For new business owners, it can seem strenuous to select the difference between operating as an LLC versus a corporation. Excluding soul proprietors, business organizations must register as a specific business type with the state in which they operate.
Although there are many similarities between a corporation and an LLC, one of the main difference is the ownership aspect. Corporations are owned by shareholders, while an LLC is owned by its members. An LLC has complete autonomy to issue its proprietorship portion to its constituents regardless of their investment amount. When it comes to profit distribution in an LLC, an operating agreement may identify equal profit sharing among all associates. This is important to consider since some members may have contributed less than other members during the operation. An operating agreement is a legally binding document used to set up the internal organization of an LLC and members’ roles within an LLC.
In a real estate LLC for an example, a Real Estate LLC Operating Agreement is a basic format template containing basic LLC information, member information, management structure, financial administration, and other miscellaneous details. Although not required by many states, it’s a great idea to have one. On the other hand, there are two different types of corporation, C corporations and S corporations, whose owners are the shareholders.
The next biggest variation between an LLC and a corporation is their taxation laws. A corporation is able to be taxed as a C corporation or an S corporation. An S corporation is a fiscally-transparent entity, meaning they are exempt from paying corporate income tax. instead, they turn it over to its shareholders who pay personal taxes associated with their shares. However, an S corporation must meet a number of restrictions to be taxed this way, such as having only one class of stock, with no more than 100 shareholders. Additionally, those shareholders must be non-alien residents. A C corporation pays corporate income tax similar to workers who pay an income tax. It may distribute income to its shareholders, by paying a dividend, and those shareholders would pay income tax on that allocation. This is often referred to as double taxation.
LLC’s with just one member are taxed as a sole proprietorship, while an LLC with more than one member is taxed like a partnership. LLC’s are also not subject to restrictions in order to be taxed as a flow-through. Furthermore, they may determine whether to be taxed as a C or an S corporation by meeting a few requirements and registering an indenture with the IRS.
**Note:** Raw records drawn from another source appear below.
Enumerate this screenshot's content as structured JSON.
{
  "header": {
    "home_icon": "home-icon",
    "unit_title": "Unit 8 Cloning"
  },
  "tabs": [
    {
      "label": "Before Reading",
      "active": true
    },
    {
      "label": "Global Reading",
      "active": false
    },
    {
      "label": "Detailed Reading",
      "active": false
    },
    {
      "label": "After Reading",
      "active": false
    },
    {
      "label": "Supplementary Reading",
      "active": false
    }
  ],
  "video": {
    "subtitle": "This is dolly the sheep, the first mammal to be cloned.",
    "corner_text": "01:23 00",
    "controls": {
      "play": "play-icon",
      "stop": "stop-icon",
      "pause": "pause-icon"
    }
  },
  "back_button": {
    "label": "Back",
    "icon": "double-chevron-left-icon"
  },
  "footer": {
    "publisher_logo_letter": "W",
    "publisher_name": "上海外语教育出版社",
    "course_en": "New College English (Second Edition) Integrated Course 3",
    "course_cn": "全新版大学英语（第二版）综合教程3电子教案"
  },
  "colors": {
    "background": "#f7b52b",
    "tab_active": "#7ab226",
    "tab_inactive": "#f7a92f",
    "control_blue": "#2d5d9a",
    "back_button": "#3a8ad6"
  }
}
When starting a business, it’s always advised to protect yourself and your assets through asset protection. The goal of a comprehensive asset protection plan is to significantly reduce or prevent your business and personal assets from the claims of creditors. Unfortunately, many small business owners are unaware of the dangers faced that can harm their businesses such as employee caused damages, debt obligations to third parties and vendors, consumer-protection issues, and product or professional liability to name a few. Knowing the risks and avoiding them maximizes a business’ chance of success.
In addition to protecting a business, a legal entity management advocates conformity by tying all corporate filings in one place. Legal entity management is a method of integrating corporate duties involving the management of the flow of information in and out of a company. These systems have gained popularity recently for their ability to securely facilitate sensitive documents and data.
A sound business plan anticipates the future and plans accordingly, in the event of a tragedy. Operating survivors may be left without direction afterward. Estate planning allows owners to ultimately decide exactly who will benefit from their estate, and to what extent. Estate planning also ensures that the estate will not be ruined by taxes imposed on the transfer of assets after the death of an owner.
Since any small business is one lawsuit away from going out of business, it is critical to have easy access to a small business lawyer. Starting a small business almost always requires an attorney, a banker, and a CPA or accountant. Already having a lawyer knowledgeable in your business’s industry and policies allows them to assist you right away in the moment of necessity.